"India, like many other low-income or middle-income countries, relies on HIV testing of pregnant women to monitor changes in prevalence among the general population of adults," the authors write, led by Dr. Prabhat Jha, a public health professor at the University of Toronto and the founding director the Centre of Global Health Research.

The study found HIV levels fell by 40 percent in young pregnant women between 2003 and 2008.

Syphilis is a bacterial STI that is common in prostitution communities in India, but is on the verge of being eliminated in the general population. Jha and colleagues found that rates for this disease fell by 70 percent in pregnant women between 2003 and 2008.

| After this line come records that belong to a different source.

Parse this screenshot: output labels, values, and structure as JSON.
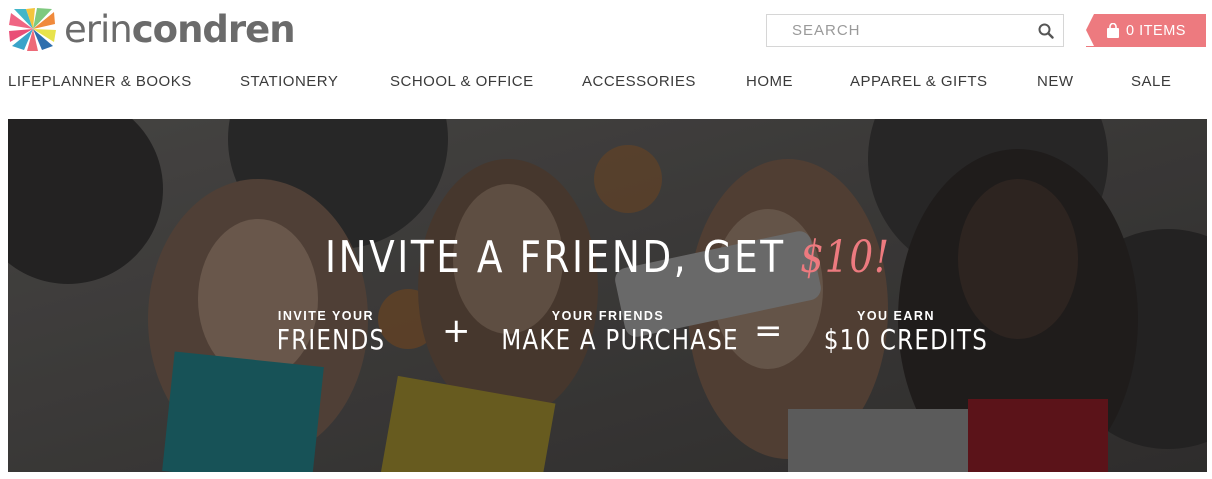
{
  "brand": {
    "name_light": "erin",
    "name_bold": "condren"
  },
  "search": {
    "placeholder": "SEARCH",
    "icon": "search-icon"
  },
  "cart": {
    "label": "0 ITEMS",
    "icon": "shopping-bag-icon"
  },
  "nav": [
    "LIFEPLANNER & BOOKS",
    "STATIONERY",
    "SCHOOL & OFFICE",
    "ACCESSORIES",
    "HOME",
    "APPAREL & GIFTS",
    "NEW",
    "SALE"
  ],
  "hero": {
    "title_prefix": "INVITE A FRIEND, GET ",
    "title_amount": "$10!",
    "steps": [
      {
        "small": "INVITE YOUR",
        "big": "FRIENDS"
      },
      {
        "small": "YOUR FRIENDS",
        "big": "MAKE A PURCHASE"
      },
      {
        "small": "YOU EARN",
        "big": "$10 CREDITS"
      }
    ],
    "op_plus": "+",
    "op_equals": "="
  },
  "colors": {
    "accent": "#ed7a7f",
    "text": "#3a3a3a",
    "logo_gray": "#6b6b6b"
  }
}
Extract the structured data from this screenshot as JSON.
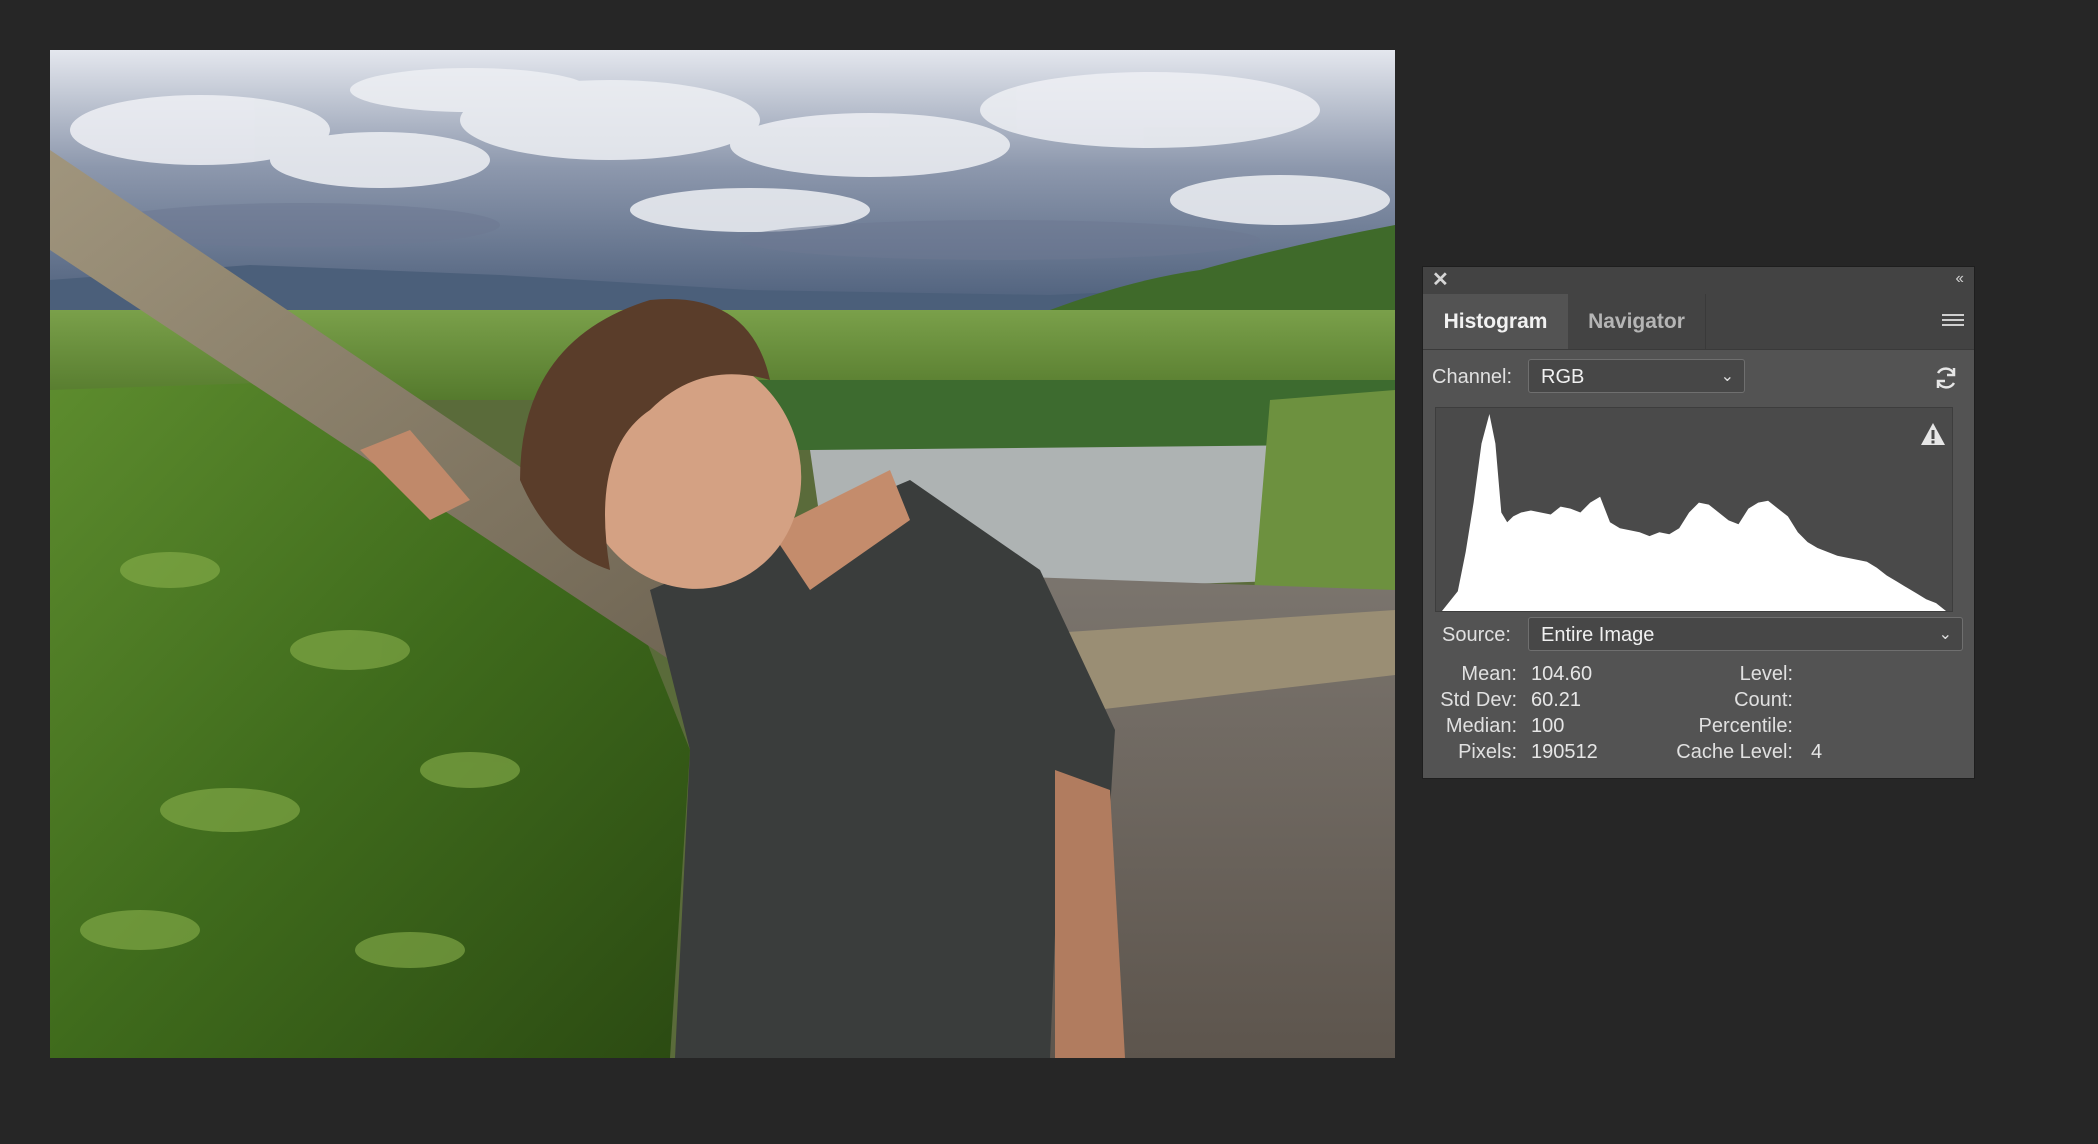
{
  "panel": {
    "close_icon": "close-icon",
    "collapse_icon": "double-chevron-left-icon",
    "tabs": [
      {
        "label": "Histogram",
        "active": true
      },
      {
        "label": "Navigator",
        "active": false
      }
    ],
    "menu_icon": "hamburger-menu-icon",
    "channel": {
      "label": "Channel:",
      "value": "RGB"
    },
    "refresh_icon": "refresh-icon",
    "warning_icon": "warning-triangle-icon",
    "source": {
      "label": "Source:",
      "value": "Entire Image"
    },
    "stats": {
      "mean_label": "Mean:",
      "mean": "104.60",
      "stddev_label": "Std Dev:",
      "stddev": "60.21",
      "median_label": "Median:",
      "median": "100",
      "pixels_label": "Pixels:",
      "pixels": "190512",
      "level_label": "Level:",
      "level": "",
      "count_label": "Count:",
      "count": "",
      "percentile_label": "Percentile:",
      "percentile": "",
      "cache_label": "Cache Level:",
      "cache": "4"
    }
  },
  "colors": {
    "background": "#262626",
    "panel": "#535353",
    "panel_header": "#434343",
    "histogram_fill": "#ffffff"
  },
  "chart_data": {
    "type": "area",
    "xlim": [
      0,
      255
    ],
    "ylim": [
      0,
      1
    ],
    "x": [
      0,
      8,
      12,
      16,
      20,
      24,
      27,
      30,
      33,
      36,
      40,
      45,
      50,
      55,
      60,
      65,
      70,
      75,
      80,
      85,
      90,
      95,
      100,
      105,
      110,
      115,
      120,
      125,
      130,
      135,
      140,
      145,
      150,
      155,
      160,
      165,
      170,
      175,
      180,
      185,
      190,
      195,
      200,
      205,
      210,
      215,
      220,
      225,
      230,
      235,
      240,
      245,
      250,
      255
    ],
    "values": [
      0.0,
      0.1,
      0.3,
      0.55,
      0.85,
      1.0,
      0.85,
      0.5,
      0.45,
      0.48,
      0.5,
      0.51,
      0.5,
      0.49,
      0.53,
      0.52,
      0.5,
      0.55,
      0.58,
      0.45,
      0.42,
      0.41,
      0.4,
      0.38,
      0.4,
      0.39,
      0.42,
      0.5,
      0.55,
      0.54,
      0.5,
      0.46,
      0.44,
      0.52,
      0.55,
      0.56,
      0.52,
      0.48,
      0.4,
      0.35,
      0.32,
      0.3,
      0.28,
      0.27,
      0.26,
      0.25,
      0.22,
      0.18,
      0.15,
      0.12,
      0.09,
      0.06,
      0.04,
      0.0
    ]
  }
}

India's National AIDS Control Organization has spent about $420 million since 1999 on prevention programs for sex workers, while the Bill and Melinda Gates Foundation has added another $250 million since 2004. The Gates Foundation spent about five times per person what NACO allocated.

This study, however, found no correlation between funding and disease rates. From this observation, the authors conclude that programs don't need to be costly, in order to be effective.

"This vital study is a reminder that governments must invest in prevention, and that even modest amounts of funding that reach the most at risk groups can yield big reductions in HIV and other infections," said Professor Peter Piot, Director of the London School of Hygiene and Tropical Medicine, UK and former Director of UNAIDS, who was not involved in the study.

 

Source: Arora P, Nagelkerke NJD, Moineddin R, Bhattacharya M, Jha P. Female sex work interventions and changes in HIV and syphilis infection risks from 2003 to 2008 in India: a repeated cross-sectional study. BMJ Open. 2013.